Iran's NIOC looks beyond US hostility
Singapore, 26 September (Argus) — Iran is unconcerned by the US administration's attitude towards the deal that saw US and EU nuclear-related sanctions lifted last year. And Tehran is confident that key members of the international community are committed to the multilateral agreement, state-owned NIOC's international affairs director Saeid Khoshrou said.
"From 40 years ago, Iran was always under the sanctions of the US and we are used to living with it," he said. The sanctions were painful but made Iran stronger, he added.
"This deal is not something with one country, it is with the international field, and it cannot be acceptable that one country can change the game on its own, especially someone like [US president Donald] Trump. I think Europe, Russia and China do not have to follow the US, especially Trump."
Iran can also take action against any US move, Khoshrou said, without specifying further.
Last week, Trump used his first speech before the UN General Assembly to renew his pledge to review the nuclear accord known as the Joint Comprehensive Plan of Action (JCPOA) between Iran and the US, UK, France, Germany, Russia and China, which was signed in July 2015.
The deal paved the way for the January 2016 lifting of US and EU sanctions targeting Iran's oil and banking industry, in return for curbs on Iran's nuclear programme.
Iran's crude production capacity is currently around 4mn b/d but is expected to reach 4.7mn by 2022, Khoshrou said. Domestic crude consumption is around 1.8mn b/d, he added. Iran's crude exports have recently stabilized at 2.2mn b/d, Khoshrou said.
During sanctions, production of crude oil was sometimes below 3mn b/d, Khoshrou said. But with the lifting of sanctions, production bounced back to 3.8mn b/d by the end of 2016 and has now reached 3.9mn b/d.
Iran has also managed to recapture its European market since the sanctions were lifted. The country exported 40pc of its crude to Europe in 2011, but Europe's share fell to just 14pc in 2012, Khoshrou said. So far this year, the country has exported 37pc of its crude to Europe this year.
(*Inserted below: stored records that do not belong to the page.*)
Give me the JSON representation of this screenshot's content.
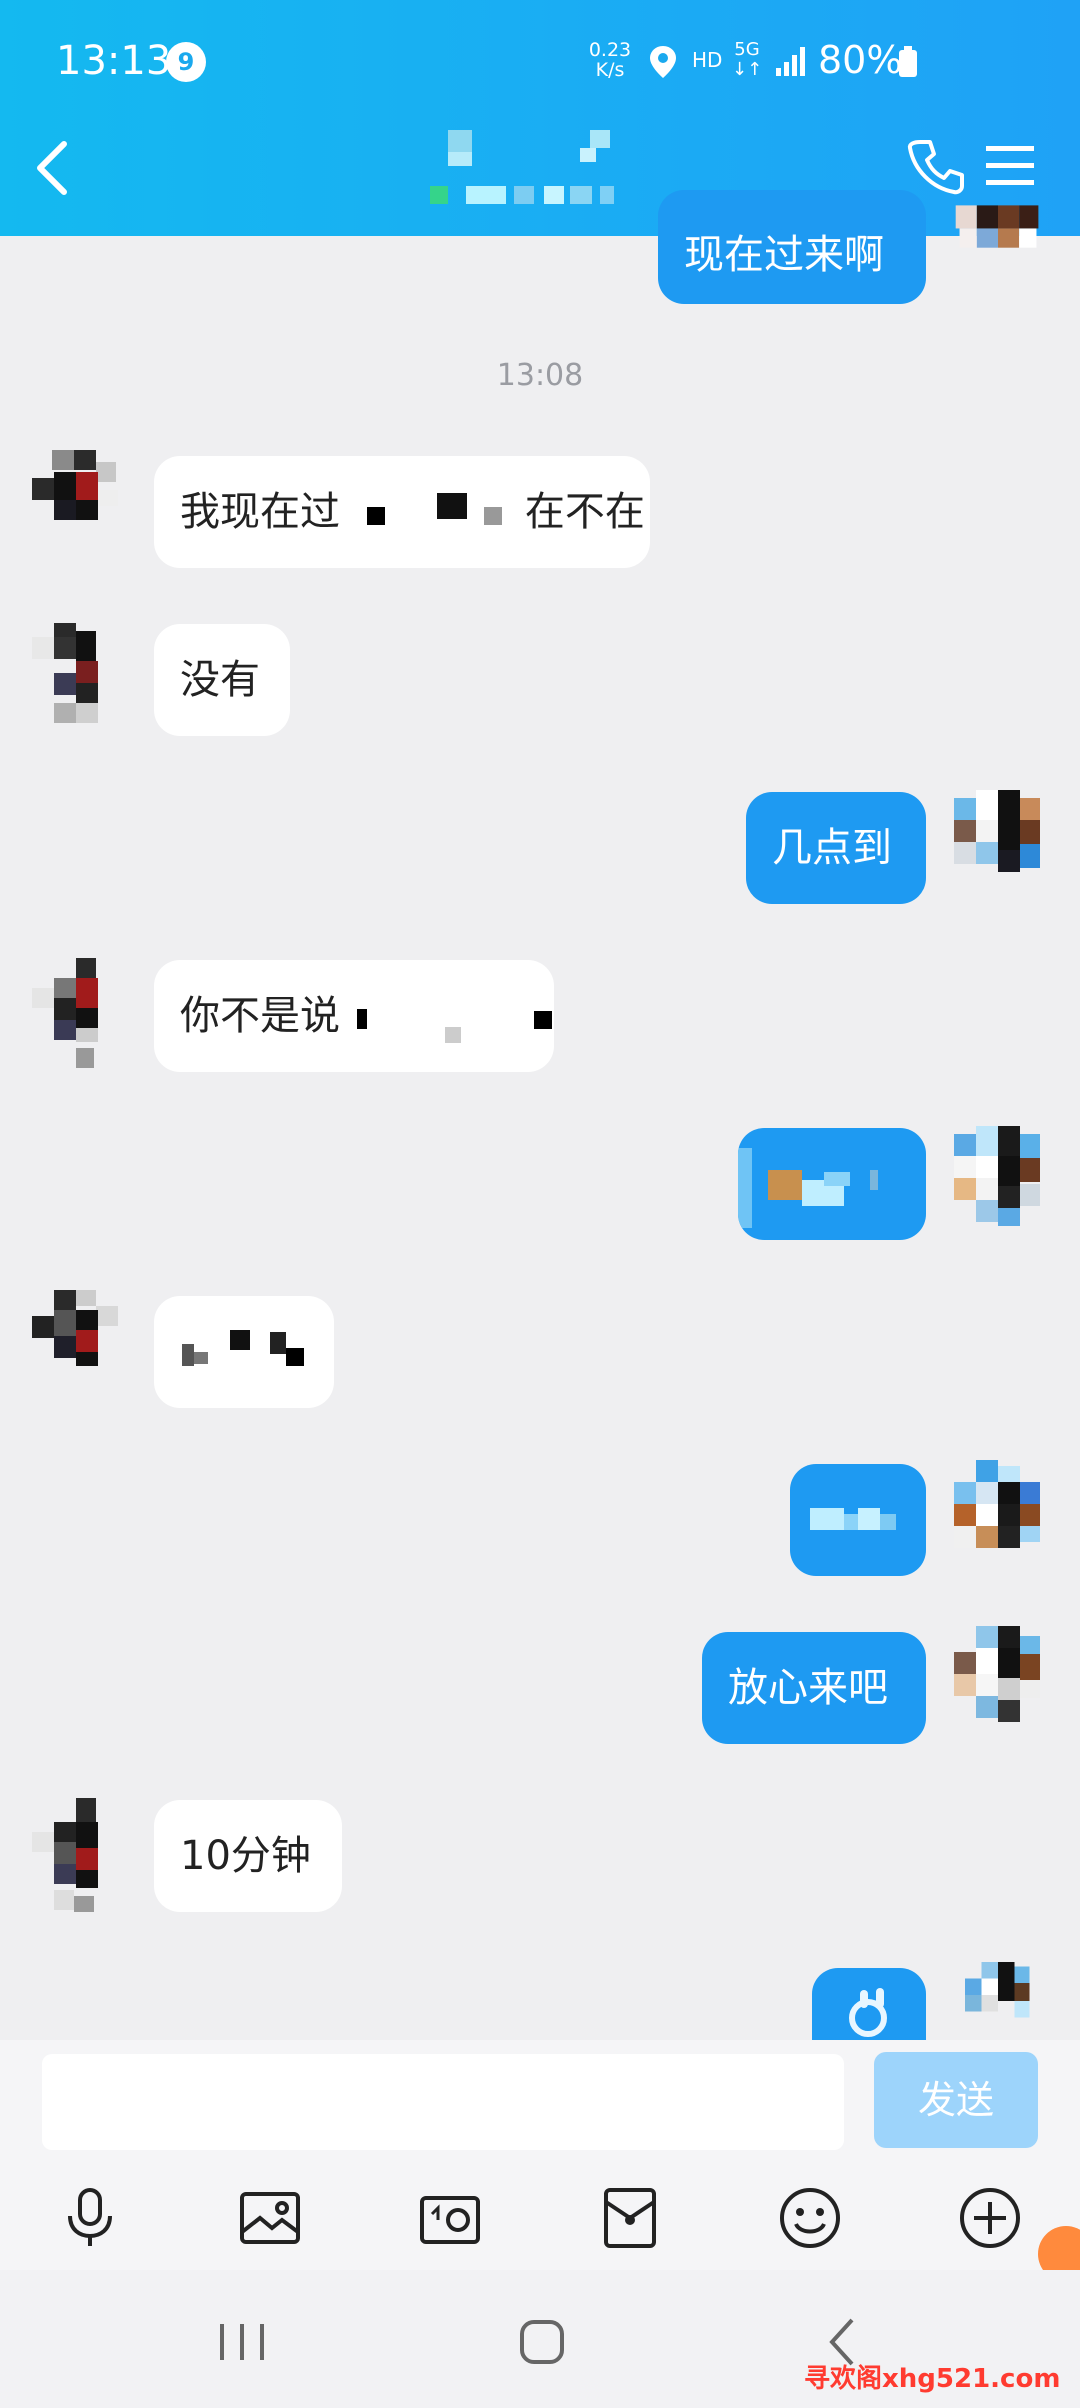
{
  "status_bar": {
    "time": "13:13",
    "notification_count": "9",
    "net_speed_top": "0.23",
    "net_speed_unit": "K/s",
    "hd_label": "HD",
    "network_label": "5G",
    "battery": "80%"
  },
  "header": {
    "back_icon": "chevron-left-icon",
    "call_icon": "phone-icon",
    "menu_icon": "menu-icon"
  },
  "messages": {
    "m0_text": "现在过来啊",
    "timestamp": "13:08",
    "m1_text_a": "我现在过",
    "m1_text_b": "在不在",
    "m2_text": "没有",
    "m3_text": "几点到",
    "m4_text": "你不是说",
    "m7_text": "放心来吧",
    "m8_text": "10分钟"
  },
  "input": {
    "placeholder": "",
    "send_label": "发送"
  },
  "toolbar": [
    "microphone-icon",
    "image-icon",
    "camera-icon",
    "red-packet-icon",
    "emoji-icon",
    "plus-icon"
  ],
  "nav": [
    "recent-apps-icon",
    "home-icon",
    "back-icon"
  ],
  "watermark": "寻欢阁xhg521.com",
  "colors": {
    "header": "#1aa9ee",
    "outgoing_bubble": "#1e9af2",
    "incoming_bubble": "#ffffff",
    "background": "#efeff1",
    "send_button": "#9dd4fb"
  }
}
The Asia-Pacific region, which buys the bulk of Iran's exports, has taken 63pc of Iran's exports so far this year, Khoshrou said.
Increased capacity of secondary units in Asia-Pacific has boosted demand for heavy and extra-heavy oil and tightened supplies. Iran is concentrating its production plan on areas with heavy oil reserves to produce grades such as Cyrus and West Karun with gravity of 22-24°API.
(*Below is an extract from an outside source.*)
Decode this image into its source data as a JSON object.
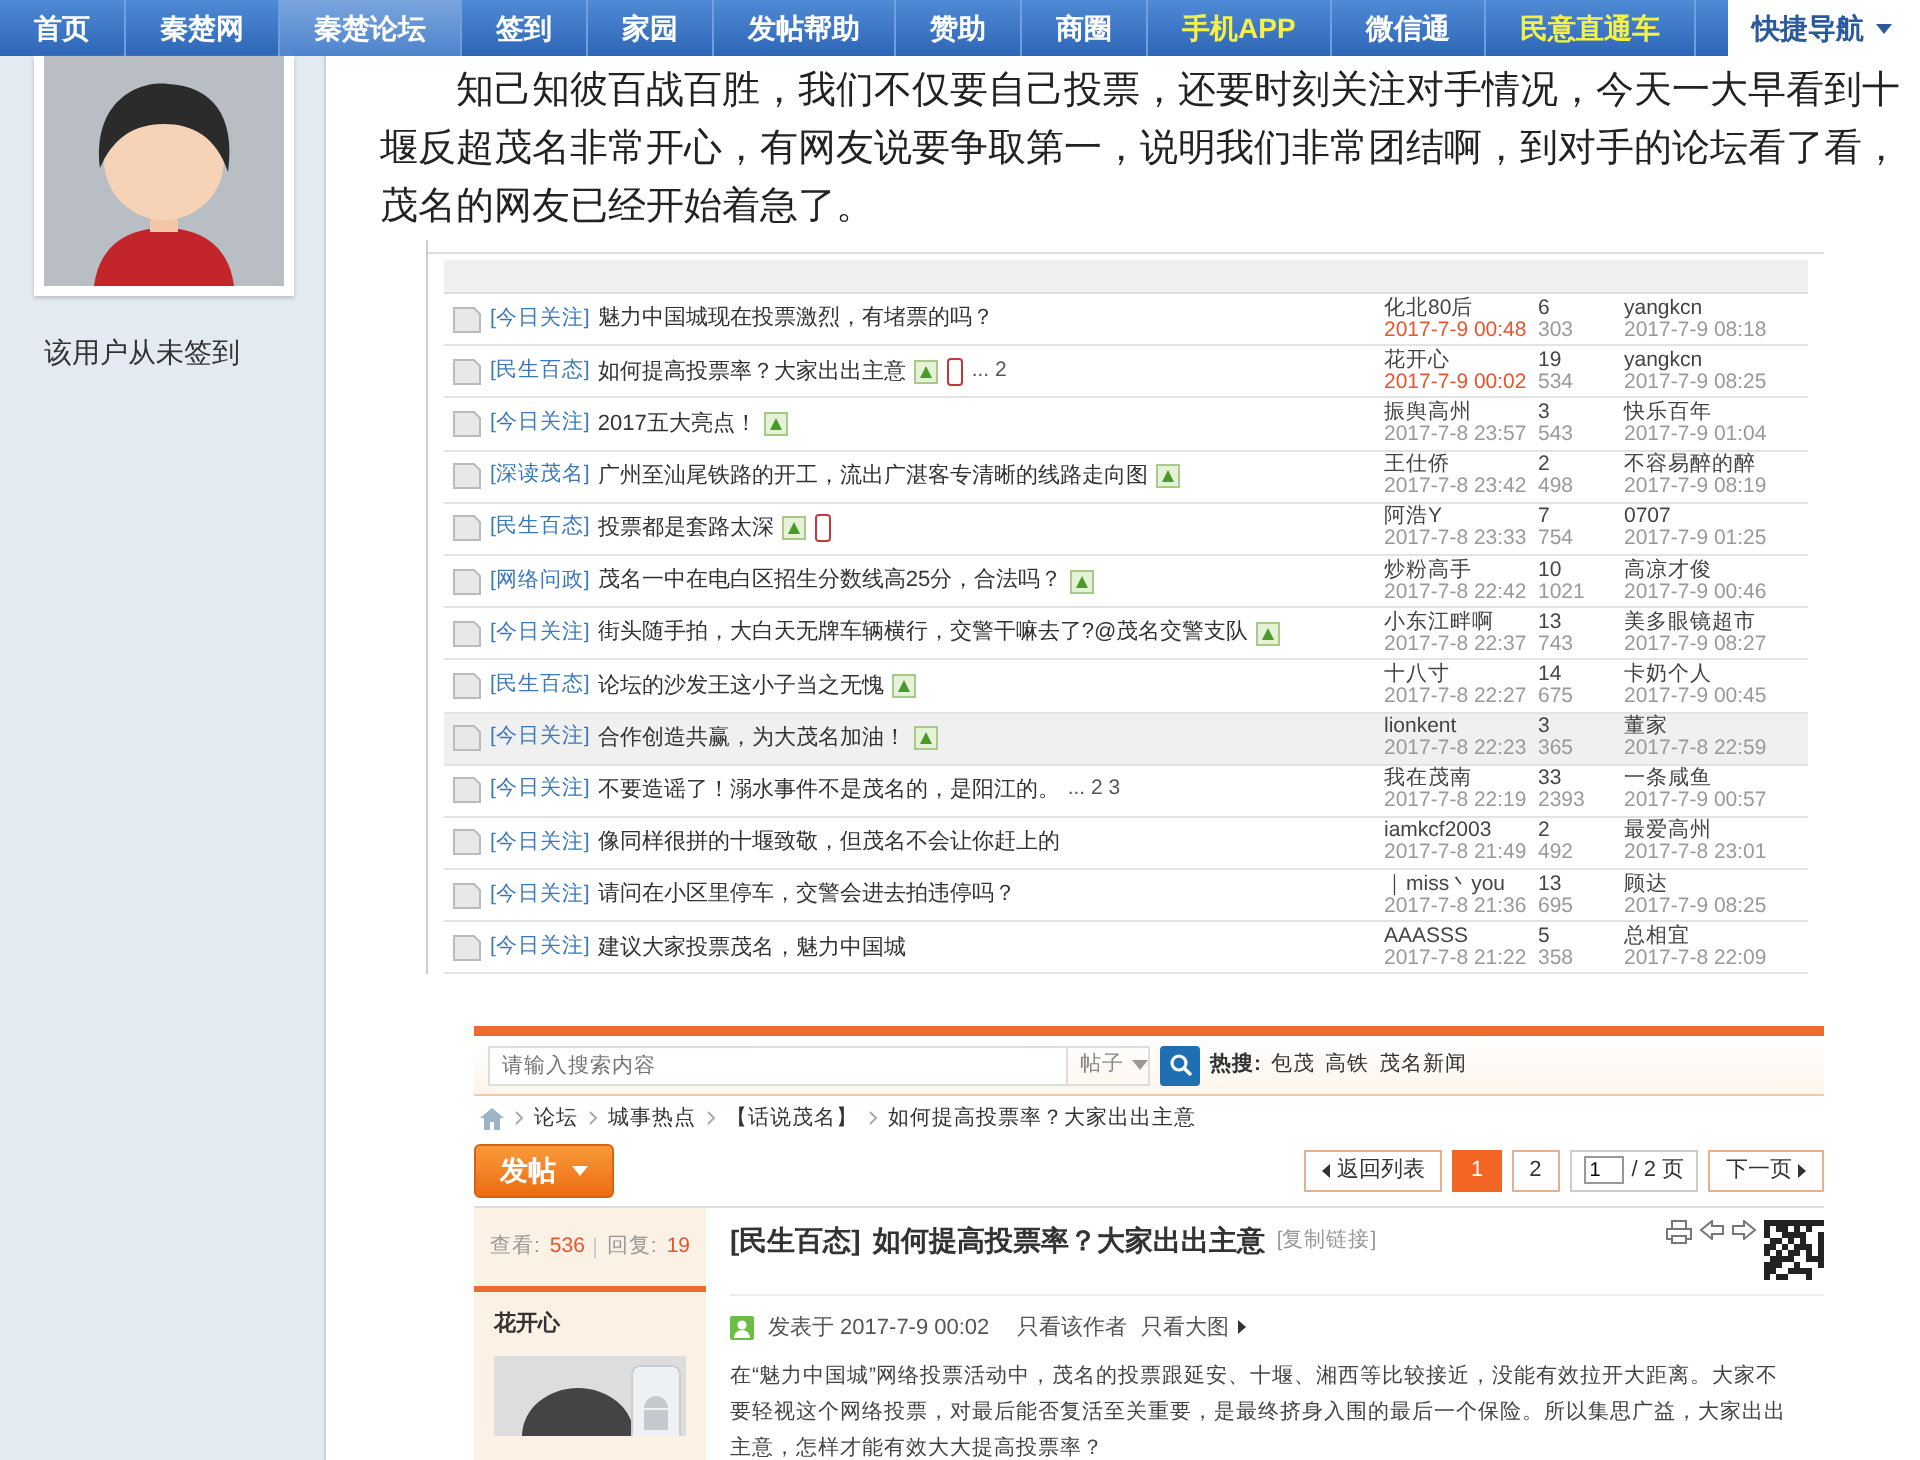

Cyrus crude with 30,000 b/d of production is already being exported, while production from the West Karun cluster has reached 280,000 b/d. The West Karun grade will become Iran's newest crude export next year. The cluster is made up of large fields such as Azadegan, Yadavaran and Yaran that are key to Iran's planned crude capacity increases and is expected to increase to 700,000 b/d within three years, Khoshrou said.
NIOC managing director Ali Kardor said earlier this month that around 420,000 b/d of the 700,000 b/d or so capacity increase Iran is planning to achieve by 2022 will come from these West Karun fields. The remaining 280,000 b/d will come from onshore and offshore fields operated by NIOC subsidiaries Nisoc, ICOFC and IOOC.
Iran's condensates production is currently more than 800,000 b/d but is planned to increase to 1mn b/d by early-2019. From the current production, 700,000 b/d comes from the South Pars non-associated gas field, Khoshrou said.
Domestic condensate consumption is currently around 360,000 b/d but will increase once all the phases of the 360,000 b/d Persian Gulf Star splitter come online and the Siraf splitters with total capacity of 480,000 b/d are built. The first 120,000 b/d phase of the Persian Gulf refinery has reached full capacity, with the second and third phase coming online in six months and a year respectively, Khoshrou said.
Condensate exports are around 450,000 b/d but had been more than 700,000 b/d when Iran was drawing down its stocks that had built up during sanctions. The quick drawdown resulted in NIOC having to delay or cancel some condensate volumes promised to Asia-Pacific customers. Most of Iran's condensate exports have been going to condensate splitters in South Korea that have bought 58pc of Iran's exports so far this year, Khoshrou said. Mideast Gulf states bought 25pc and Japan 6pc of Iran's condensate exports.
Iran's resource base, low production costs and new upstream contracts should make it attractive to investors. NIOC has earmarked around 50 upstream oil and gas projects open to foreign oil and gas companies for investment, many of which are now being evaluated by firms with a view to future development.
A first major post-sanctions upstream contract was awarded to a consortium comprising France's Total, China's state-owned CNPC, and NIOC subsidiary Petropars to develop phase 11 of the giant South Pars gas field over a 20-year period. NIOC has set its sights on closing 10 more upstream contracts with foreign companies by the middle of next year.